What remains uncertain at this point is whether both options will be available from the utility. Consulting specifying engineers and their industrial customers should discuss this issue with the utility. If both options are available, then compare the two options’ costs, design challenges, features, and functions, taking into account the projected future needs of the industrial customer.
It’s important to understand that the cost-benefit ratio for AMI remains unproven; it’s still being evaluated. Much of the current deployment of AMI has been subsidized by 50% by the U.S. Dept. of Energy’s Smart Grid Initiative Grants in the U.S. Without those incentives, it is unclear whether the deployments will continue to spread, or be profitable. Some state regulators remain unconvinced that AMI is a cost-effective expenditure of rate payers’ money.
Finally, because smart meters and AMI are a programmable system, greater potential exists for hackers accessing the system.
Perceived, widespread AMI adoption alone is not a good basis for an engineer to make an assessment of whether that’s an appropriate technology choice. He or she needs to make a professional judgment about the systems themselves, and their technical capabilities, and not be swayed by the apparent spread of AMI systems. Talk to the utility to which you are designing your customer’s interconnection. You may find that other, more future-proof alternatives are available.
- The list is long on how ideas for standards are generated. Typically, engineers who implement technology:
- Encounter hurdles to the interoperability of equipment in the form of physical or software compatibility
- Run into a gap in established processes for how certain actions should be taken
- In the implementation of an established standard, may find that an issue has been left unaddressed.
The IEEE encompasses several dozen technical societies and groups, each of which has an interest in creating standards pertinent to its focus. Those interested in initiating a standard may form a working group to bring the matter to the attention of a technical society, which becomes the sponsor of the activity and then forwards the matter to the IEEE-Standards Association’s (IEEE-SA) New Standards Committee (NesCom) as a project authorization request, or PAR.

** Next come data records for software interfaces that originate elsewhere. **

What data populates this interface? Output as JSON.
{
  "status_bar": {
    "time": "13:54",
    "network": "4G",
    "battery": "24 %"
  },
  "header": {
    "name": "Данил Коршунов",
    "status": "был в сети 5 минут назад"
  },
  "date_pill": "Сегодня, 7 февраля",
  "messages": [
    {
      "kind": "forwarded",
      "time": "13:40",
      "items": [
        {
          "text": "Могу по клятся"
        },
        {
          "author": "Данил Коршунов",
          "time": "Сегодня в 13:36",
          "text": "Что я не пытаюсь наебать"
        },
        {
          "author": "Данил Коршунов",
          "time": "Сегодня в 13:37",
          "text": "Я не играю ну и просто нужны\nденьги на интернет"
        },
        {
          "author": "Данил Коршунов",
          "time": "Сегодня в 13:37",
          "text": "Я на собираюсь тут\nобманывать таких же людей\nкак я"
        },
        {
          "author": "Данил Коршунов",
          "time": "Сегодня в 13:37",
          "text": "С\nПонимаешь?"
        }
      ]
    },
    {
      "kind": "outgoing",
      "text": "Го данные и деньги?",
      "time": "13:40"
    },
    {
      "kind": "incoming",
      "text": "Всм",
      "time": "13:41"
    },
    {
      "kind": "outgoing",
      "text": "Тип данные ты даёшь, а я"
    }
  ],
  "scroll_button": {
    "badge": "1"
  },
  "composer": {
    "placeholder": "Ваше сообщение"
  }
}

The members of the NesCom review the PAR to ensure that proper procedures have been followed and the originating group has offered a workable plan to complete the standards process within a reasonable timeframe. When the PAR is approved, it returns to the working group, which starts to create the draft of the standard.

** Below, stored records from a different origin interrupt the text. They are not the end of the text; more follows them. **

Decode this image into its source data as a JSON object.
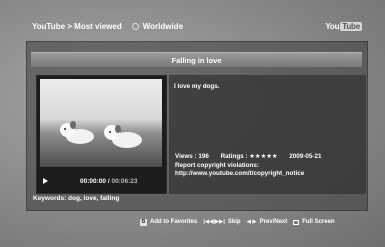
{
  "header": {
    "breadcrumb": "YouTube > Most viewed",
    "region": "Worldwide",
    "logo_you": "You",
    "logo_tube": "Tube"
  },
  "video": {
    "title": "Falling in love",
    "description": "I love my dogs.",
    "time_current": "00:00:00",
    "time_separator": " / ",
    "time_total": "00:06:23",
    "views_label": "Views : 196",
    "ratings_label": "Ratings :",
    "rating_stars": "★★★★★",
    "date": "2009-05-21",
    "report_label": "Report copyright violations:",
    "report_url": "http://www.youtube.com/t/copyright_notice",
    "keywords": "Keywords: dog, love, falling"
  },
  "footer": {
    "favorites_key": "B",
    "favorites_label": "Add to Favorites",
    "skip_glyph": "|◀◀|▶▶|",
    "skip_label": "Skip",
    "prevnext_glyph": "◀ ▶",
    "prevnext_label": "Prev/Next",
    "fullscreen_label": "Full Screen"
  },
  "colors": {
    "background": "#8d8d8d",
    "panel": "#3c3c3c",
    "title_bar": "#8a8a8a",
    "text": "#ffffff"
  }
}
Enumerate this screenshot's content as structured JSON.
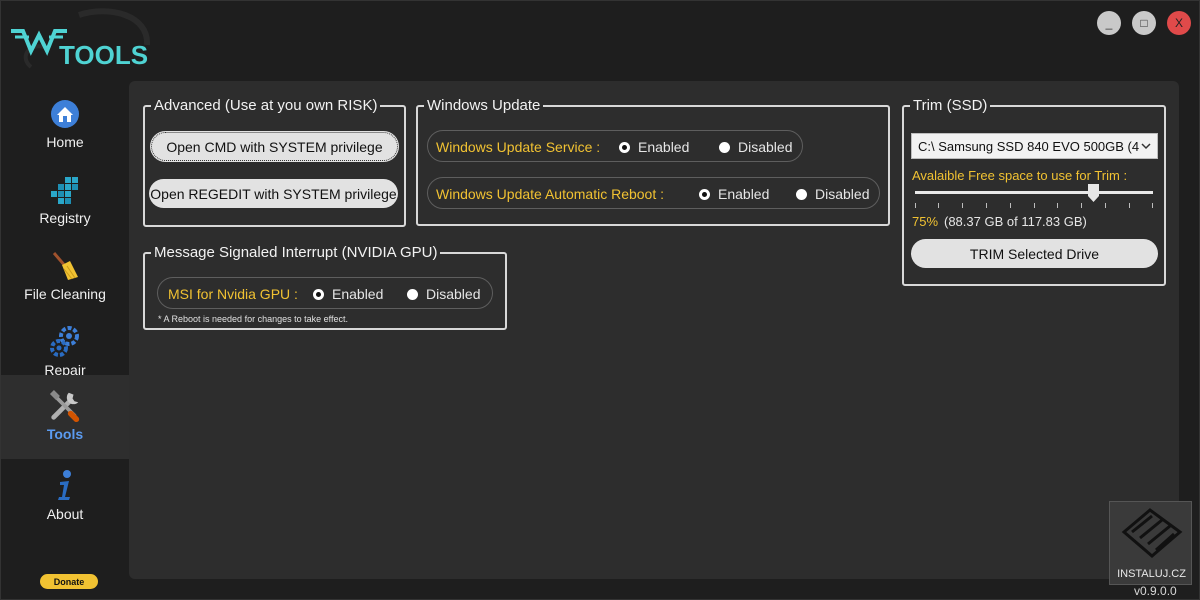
{
  "app": {
    "logo_text": "TOOLS",
    "version": "v0.9.0.0",
    "accent_color": "#5b9bf0",
    "label_color": "#f1c232"
  },
  "window_controls": {
    "minimize": "_",
    "maximize": "□",
    "close": "X"
  },
  "sidebar": {
    "items": [
      {
        "label": "Home",
        "icon": "home-icon"
      },
      {
        "label": "Registry",
        "icon": "registry-icon"
      },
      {
        "label": "File Cleaning",
        "icon": "broom-icon"
      },
      {
        "label": "Repair",
        "icon": "gears-icon"
      },
      {
        "label": "Tools",
        "icon": "tools-icon",
        "active": true
      },
      {
        "label": "About",
        "icon": "info-icon"
      }
    ],
    "donate": "Donate"
  },
  "advanced": {
    "title": "Advanced (Use at you own RISK)",
    "cmd_button": "Open CMD with SYSTEM privilege",
    "regedit_button": "Open REGEDIT with SYSTEM privilege"
  },
  "windows_update": {
    "title": "Windows Update",
    "service": {
      "label": "Windows Update Service :",
      "enabled": "Enabled",
      "disabled": "Disabled",
      "selected": "Enabled"
    },
    "reboot": {
      "label": "Windows Update Automatic Reboot :",
      "enabled": "Enabled",
      "disabled": "Disabled",
      "selected": "Enabled"
    }
  },
  "msi": {
    "title": "Message Signaled Interrupt (NVIDIA GPU)",
    "label": "MSI for Nvidia GPU :",
    "enabled": "Enabled",
    "disabled": "Disabled",
    "selected": "Enabled",
    "note": "* A Reboot is needed for changes to take effect."
  },
  "trim": {
    "title": "Trim (SSD)",
    "drive": "C:\\ Samsung SSD 840 EVO 500GB (4",
    "free_space_label": "Avalaible Free space to use for Trim :",
    "percent": "75%",
    "percent_value": 0.75,
    "size_text": "(88.37 GB of 117.83 GB)",
    "button": "TRIM Selected Drive"
  },
  "watermark": {
    "text": "INSTALUJ.CZ"
  }
}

After a draft of the standard has been created, the document is ready for balloting. The working group creates a sponsor ballot pool composed of people who express interest and are registered with IEEE-SA as potential balloters for the specific topic. Essentially, this is the peer review process.

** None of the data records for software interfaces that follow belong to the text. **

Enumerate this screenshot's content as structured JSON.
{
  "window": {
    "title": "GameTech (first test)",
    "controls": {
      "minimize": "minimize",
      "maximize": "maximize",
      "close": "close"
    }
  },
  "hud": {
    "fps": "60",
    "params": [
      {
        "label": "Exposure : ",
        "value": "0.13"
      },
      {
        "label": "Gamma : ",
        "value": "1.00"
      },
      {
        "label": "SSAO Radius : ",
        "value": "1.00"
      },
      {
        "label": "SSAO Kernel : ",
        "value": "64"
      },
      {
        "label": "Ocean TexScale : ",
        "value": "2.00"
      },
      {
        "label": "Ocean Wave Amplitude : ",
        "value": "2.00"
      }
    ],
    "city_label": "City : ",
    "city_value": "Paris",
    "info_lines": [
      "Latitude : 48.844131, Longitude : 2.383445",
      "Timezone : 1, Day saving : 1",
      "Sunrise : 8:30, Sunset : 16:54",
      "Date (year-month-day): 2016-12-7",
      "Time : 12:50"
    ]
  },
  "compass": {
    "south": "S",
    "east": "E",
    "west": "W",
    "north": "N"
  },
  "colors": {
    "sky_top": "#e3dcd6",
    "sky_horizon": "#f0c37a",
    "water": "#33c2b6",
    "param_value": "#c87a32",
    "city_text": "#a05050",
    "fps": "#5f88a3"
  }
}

After the sponsor ballot process is completed, the working group must address every comment. Then the working group attempts to build consensus behind the updated draft, first among its own membership in the resolution of the comments and then among members of the ballot pool.
Sciacca is president of SCS Consulting. He is an active senior member in the IEEE and the International Electrotechnical Commission (IEC) in the area of utility automation. He has more than 25 years of experience in the domestic and international electrical utility industries. Sciacca serves as the chair of two IEEE working groups that focus on cyber security for electric utilities: the Substations Working Group C1 (P1686) and the Power System Relay Committee Working Group H13 (PC37.240). Read his Insights on Power blog for more on this topic.